Primary care physicians (PCPs) are often among the first to spot behavioral problems in patients. To help make the process of finding the right behavioral health professional more seamless, Horizon BCBSNJ has teamed up with Quartet Health. Through Quartet, Horizon provides an online platform that primary care doctors can use to connect their patients with mental health providers in the Horizon network.
“There is a huge fragmentation between physical and behavioral health,” said Susanne Kunis, director of behavioral health solutions for Horizon BCBSNJ. “By integrating everything you make it so much easier for people to get the care that that they need.”
Doing a better job of managing care and getting people what they need when they need it and where they need it, asserted Kunis, translates into fewer emergency room visits and hospitalizations, better drug utilization and lower costs and lower premiums.
“That has been such a huge hole in behavioral health. The biggest complaint from primary care physicians is that they send their patients off to a therapist and they never hear back.
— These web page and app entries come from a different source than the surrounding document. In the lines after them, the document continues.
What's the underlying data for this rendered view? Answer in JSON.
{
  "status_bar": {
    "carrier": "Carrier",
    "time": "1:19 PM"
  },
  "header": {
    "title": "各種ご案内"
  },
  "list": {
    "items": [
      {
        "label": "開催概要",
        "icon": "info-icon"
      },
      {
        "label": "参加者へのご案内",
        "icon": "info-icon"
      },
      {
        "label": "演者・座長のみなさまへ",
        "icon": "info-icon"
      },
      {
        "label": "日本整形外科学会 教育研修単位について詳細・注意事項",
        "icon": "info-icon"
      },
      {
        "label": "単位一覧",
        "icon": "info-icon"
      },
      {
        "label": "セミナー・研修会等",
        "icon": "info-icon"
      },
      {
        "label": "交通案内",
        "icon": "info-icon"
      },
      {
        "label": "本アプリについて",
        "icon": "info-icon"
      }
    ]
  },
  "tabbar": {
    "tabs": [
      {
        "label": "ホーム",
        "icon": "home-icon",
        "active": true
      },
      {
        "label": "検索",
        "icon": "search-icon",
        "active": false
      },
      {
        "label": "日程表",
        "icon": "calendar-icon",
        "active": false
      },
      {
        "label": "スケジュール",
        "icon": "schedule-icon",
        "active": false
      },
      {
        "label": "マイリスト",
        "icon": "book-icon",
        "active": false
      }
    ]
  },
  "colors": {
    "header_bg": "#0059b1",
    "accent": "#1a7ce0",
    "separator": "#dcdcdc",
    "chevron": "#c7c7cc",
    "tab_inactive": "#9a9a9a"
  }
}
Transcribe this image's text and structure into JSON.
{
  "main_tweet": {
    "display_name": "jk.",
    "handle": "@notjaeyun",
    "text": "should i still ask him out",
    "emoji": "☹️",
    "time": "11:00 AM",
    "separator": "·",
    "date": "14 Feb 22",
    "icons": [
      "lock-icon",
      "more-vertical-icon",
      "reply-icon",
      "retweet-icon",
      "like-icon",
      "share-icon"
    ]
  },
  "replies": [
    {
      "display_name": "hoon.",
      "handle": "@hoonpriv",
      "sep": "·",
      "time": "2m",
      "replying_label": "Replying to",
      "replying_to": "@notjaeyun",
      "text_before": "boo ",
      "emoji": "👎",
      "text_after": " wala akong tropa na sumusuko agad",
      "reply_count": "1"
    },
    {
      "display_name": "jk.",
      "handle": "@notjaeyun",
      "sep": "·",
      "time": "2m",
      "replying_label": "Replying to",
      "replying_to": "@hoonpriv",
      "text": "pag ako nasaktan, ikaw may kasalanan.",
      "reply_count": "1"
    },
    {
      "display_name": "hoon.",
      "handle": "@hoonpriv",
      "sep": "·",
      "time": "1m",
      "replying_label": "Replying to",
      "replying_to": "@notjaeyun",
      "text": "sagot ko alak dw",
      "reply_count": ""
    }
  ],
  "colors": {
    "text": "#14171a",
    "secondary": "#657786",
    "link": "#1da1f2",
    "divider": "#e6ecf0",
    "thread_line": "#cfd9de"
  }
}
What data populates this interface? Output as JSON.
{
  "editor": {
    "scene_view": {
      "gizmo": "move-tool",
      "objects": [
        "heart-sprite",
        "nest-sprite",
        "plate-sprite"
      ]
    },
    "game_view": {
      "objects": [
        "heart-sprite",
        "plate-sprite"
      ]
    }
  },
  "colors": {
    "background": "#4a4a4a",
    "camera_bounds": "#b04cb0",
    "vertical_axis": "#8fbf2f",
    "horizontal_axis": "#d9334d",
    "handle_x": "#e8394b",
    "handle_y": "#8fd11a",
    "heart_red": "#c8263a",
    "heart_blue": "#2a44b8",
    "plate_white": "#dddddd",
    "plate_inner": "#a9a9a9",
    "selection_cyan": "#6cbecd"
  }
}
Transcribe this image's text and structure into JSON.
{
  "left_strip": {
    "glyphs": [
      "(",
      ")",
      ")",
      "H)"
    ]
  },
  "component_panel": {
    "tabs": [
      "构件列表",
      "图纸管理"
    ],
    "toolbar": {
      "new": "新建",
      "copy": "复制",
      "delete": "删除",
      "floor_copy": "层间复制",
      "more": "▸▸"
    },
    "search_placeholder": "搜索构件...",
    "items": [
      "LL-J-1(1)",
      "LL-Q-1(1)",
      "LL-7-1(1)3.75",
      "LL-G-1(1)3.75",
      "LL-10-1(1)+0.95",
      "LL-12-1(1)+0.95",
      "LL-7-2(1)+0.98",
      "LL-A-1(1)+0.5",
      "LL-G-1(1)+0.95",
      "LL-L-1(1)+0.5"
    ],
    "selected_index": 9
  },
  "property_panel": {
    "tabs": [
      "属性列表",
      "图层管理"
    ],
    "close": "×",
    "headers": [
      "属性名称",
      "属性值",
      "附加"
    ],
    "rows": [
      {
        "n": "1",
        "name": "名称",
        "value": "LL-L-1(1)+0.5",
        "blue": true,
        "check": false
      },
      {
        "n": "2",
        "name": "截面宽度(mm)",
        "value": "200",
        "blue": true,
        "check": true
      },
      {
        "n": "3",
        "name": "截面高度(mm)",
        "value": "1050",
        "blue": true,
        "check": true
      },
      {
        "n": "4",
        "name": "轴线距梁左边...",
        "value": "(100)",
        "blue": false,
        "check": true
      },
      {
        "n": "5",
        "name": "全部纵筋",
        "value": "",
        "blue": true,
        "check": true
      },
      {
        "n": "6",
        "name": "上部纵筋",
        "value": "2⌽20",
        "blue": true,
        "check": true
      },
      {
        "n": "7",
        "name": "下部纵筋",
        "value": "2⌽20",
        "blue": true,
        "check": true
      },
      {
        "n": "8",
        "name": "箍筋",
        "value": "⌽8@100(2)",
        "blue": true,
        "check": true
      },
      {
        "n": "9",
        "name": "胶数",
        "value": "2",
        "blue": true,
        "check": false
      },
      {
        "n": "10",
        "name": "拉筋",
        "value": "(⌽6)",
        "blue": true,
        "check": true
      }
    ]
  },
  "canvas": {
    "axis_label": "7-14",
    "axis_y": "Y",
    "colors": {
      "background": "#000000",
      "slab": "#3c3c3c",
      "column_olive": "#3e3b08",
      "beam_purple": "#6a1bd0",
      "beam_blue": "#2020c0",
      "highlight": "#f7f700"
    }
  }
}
They don’t know what’s going on or they don’t know if the patient is taking medications,” Kunis explained.
Horizon introduced Quartet to primary care practices — that is, value based providers and the major health systems who own primary care practices — in five counties and to key value-based provider organizations and strategic alliance health system partners in other areas of the state.
Quartet brings in the mental health access resources, support and care navigation, all the different stakeholders in a particular health care setting, said Chief Medical Officer Dr. David Lim.
“When a PCP recognizes a mental health condition that needs to be addressed they have the ability with Quartet to tell the patient that they work with a company that knows the mental health providers in the area,” said Lim.
The primary care physician provides basic information about the patient via a secure portal and Quartet links the patient with a mental health professional and reports the results of the visit to the PCP.
Quartet then works with Horizon to identify patients with signs of undiagnosed behavioral health conditions and alerts the patient’s PCP when an indicator is found.
With this data, a physician can have a discussion with the patient to see if additional care is warranted and if so, the patient is referred to an appropriate behavioral health specialist.
‘Surrounding the patient’
Lim said this process takes the burden off the patient and it gives the primary care provider the ability to monitor what is going on regarding the patient’s progress and treatment plan.
“We have teams of people surrounding the patient, the PCP, the medical assistant in the office, the mental health provider and care navigator. So now there is very good tight virtual team surrounding the patient,” said Lim.
Dr. Christopher Trotz, executive medical director at Inspira Health, said that between 20 percent and 40 percent of patients seeking care by a primary care provider have a diagnosable mental illness, but 60 percent of these patients do not receive appropriate care. Several barriers are responsible for this dynamic including limited access and stigma, among other factors.
“Quartet is an innovative technology that has provided primary care providers the ability to transition patients requiring behavioral health interventions beyond the scope of the primary care practice,” Trotz said. “Through Quartet, we have been able to significantly increase the percentage of patients accessing behavioral health and reduce the time it takes to access this care.”
Trotz added that the stigma associated with behavioral health has historically been a major barrier to patients accessing behavioral health intervention. Quartet, he said, has provided a platform that allows primary care providers to transition patients with behavioral health needs to mental health professionals in a confidential and efficient manner.
“At the visit with a primary care provider, patients can now be directly connected via Quartet with a behavioral health specialist for therapy or medication management,” he explained. “The process has been timely with most patients being linked to Quartet in 48 hours and to a mental health professional in three to seven days.”
Historically, Trotz said, this process could take several weeks or months in some cases. More important, he said the Quartet platform allows for communication between the primary care provider and all members of the behavioral health care team. In addition, there is an option for patients to communicate with a member of the quartet team to monitor their progress and compliance with new medication instructions.
Trotz said it is vital that a primary care doctor be kept in the loop regarding a patient’s mental health status.
“Non-compliance is a fairly common occurrence with the management of mental health conditions. The Quartet platform provides a forum for sharing clinical information about patients with mental health disorders between primary care providers and other members of the care team. This bi-directional flow of information in a secure and confidential manner has been a major satisfier for clinicians and patients.”